I don’t watch nature shows, no matter how cute the animals are advertised to be, because without fail one will meet its demise on camera, and donotevenbothertellingmeitisthecircleoflifebecauseIdonotcare. I will be a blubbering mess. Even with nature books, I proceed with trepidation, hesitantly turning the pages and sometimes peeking through my fingers. Rescuing Rialto, however, is officially deemed safe by this sappy sucker for cute critters. The darling star of this book was found alone on a beach at Olympic National Park, and while there are a couple of heart-tugging photos of him looking very bedraggled and forlorn, that’s the worst of it, and we are off to the races with stinkin’ adorable pics of him taking a bottle, chewing ice cubes, learning to float on his back, being hand-fed clam strips, and great googly moogly, patting his primary caregiver on her face with his fuzzy paw. Mapes’s narrative, which follows Rialto from his rescue to his life at his permanent home at the Vancouver Aquarium, is enjoyably readable yet packed with information, and she thankfully avoids ham-handed anthropomorphism. Unnecessary, people! Berner’s photos are crisp and dynamic, accompanied by useful captions. Rialto’s story makes even us humans – well, a handful anyway – look good. The people who care for the little one around the clock, feeding and towel-drying him after he swims; those who transport him comfortably and safely from Seattle to Vancouver; and the caregivers who greet him at the aquarium are the very best our species has to offer. I mean, really, he travels with his favorite foods and his bottle, and he is welcomed with new ice toys, a crib, and fresh white towels for drying off. (It’s a good thing this is not a video blog because I’m starting to sniffle. But at least it’s not because anybody has become a Happy Meal for a predator.) In addition to the engaging details of Rialto’s journey, Mapes provides solid information about otters in general – habitats, behavior, etc., making this a great choice for kids simply interested in adorable fuzzballs or for aspiring zoologists. Go, Rialto, go!

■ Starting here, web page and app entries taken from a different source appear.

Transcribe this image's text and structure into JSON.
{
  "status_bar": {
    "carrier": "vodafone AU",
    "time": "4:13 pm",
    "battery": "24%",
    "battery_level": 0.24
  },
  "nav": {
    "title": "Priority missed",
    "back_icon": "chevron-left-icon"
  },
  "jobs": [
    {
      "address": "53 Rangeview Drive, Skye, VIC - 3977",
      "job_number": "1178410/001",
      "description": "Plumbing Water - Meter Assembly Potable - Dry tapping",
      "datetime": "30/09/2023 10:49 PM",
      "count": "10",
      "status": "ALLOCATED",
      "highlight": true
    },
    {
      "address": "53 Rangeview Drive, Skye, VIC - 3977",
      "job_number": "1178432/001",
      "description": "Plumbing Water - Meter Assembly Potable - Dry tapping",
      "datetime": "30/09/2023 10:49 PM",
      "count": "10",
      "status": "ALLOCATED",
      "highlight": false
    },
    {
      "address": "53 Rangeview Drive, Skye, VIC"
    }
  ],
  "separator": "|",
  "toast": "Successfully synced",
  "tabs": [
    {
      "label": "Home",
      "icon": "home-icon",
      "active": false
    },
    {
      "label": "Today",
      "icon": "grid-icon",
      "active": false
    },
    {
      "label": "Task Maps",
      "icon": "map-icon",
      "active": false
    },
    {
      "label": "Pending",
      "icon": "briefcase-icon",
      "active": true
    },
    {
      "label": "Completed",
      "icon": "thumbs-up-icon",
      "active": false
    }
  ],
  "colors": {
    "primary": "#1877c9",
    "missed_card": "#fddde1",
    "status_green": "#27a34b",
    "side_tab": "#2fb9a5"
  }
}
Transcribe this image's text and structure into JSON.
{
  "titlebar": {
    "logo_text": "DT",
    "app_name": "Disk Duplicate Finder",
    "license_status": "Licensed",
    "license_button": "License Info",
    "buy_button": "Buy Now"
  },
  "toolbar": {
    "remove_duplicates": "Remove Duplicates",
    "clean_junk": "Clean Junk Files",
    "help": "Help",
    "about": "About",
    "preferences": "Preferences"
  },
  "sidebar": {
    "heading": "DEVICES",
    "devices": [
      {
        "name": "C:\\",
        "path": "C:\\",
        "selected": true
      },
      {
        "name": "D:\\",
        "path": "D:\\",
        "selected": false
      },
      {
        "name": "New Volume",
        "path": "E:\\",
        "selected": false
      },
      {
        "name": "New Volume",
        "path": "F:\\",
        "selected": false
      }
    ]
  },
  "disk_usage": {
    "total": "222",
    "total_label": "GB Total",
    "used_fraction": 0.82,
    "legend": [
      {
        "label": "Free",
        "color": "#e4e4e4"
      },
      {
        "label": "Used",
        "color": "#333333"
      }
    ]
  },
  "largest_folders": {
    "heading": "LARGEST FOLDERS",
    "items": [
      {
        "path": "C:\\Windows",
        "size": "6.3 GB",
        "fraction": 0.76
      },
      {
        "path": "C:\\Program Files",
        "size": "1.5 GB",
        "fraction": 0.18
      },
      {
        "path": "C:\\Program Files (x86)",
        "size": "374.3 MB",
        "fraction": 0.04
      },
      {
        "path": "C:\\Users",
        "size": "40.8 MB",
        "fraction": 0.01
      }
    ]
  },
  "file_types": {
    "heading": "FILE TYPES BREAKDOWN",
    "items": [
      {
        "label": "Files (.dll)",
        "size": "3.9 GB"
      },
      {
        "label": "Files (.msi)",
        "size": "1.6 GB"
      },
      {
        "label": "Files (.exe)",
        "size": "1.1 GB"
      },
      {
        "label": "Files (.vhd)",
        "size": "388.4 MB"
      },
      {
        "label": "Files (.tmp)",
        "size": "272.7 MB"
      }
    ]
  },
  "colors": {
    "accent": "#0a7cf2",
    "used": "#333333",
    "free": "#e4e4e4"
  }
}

Published by grandgirl71
I've worked as a youth librarian at the Fayetteville Public Library in Fayetteville, Arkansas, for 13 years. I have been the selector for our juvenile nonfiction collection since I started and really enjoy talking to teachers and other librarians about the best in new juvenile nonfic. Things have gotten even more fun as I have taken on our library's juvenile fiction collection, as well! I also lead a preschool story time, write and direct plays for a small tween acting troupe called PlayAct, coordinate two literacy support programs with therapy dogs and shelter cats, lead a book discussion at an assisted living facility, coordinate after-school workshops, and write puppet shows and skits that my coworkers and I perform. In my previous life, I was an eighth grade language arts teacher. I still get to share my love of words with kids, but I don't have to deal with standardized testing. HUZZAH! View all posts by grandgirl71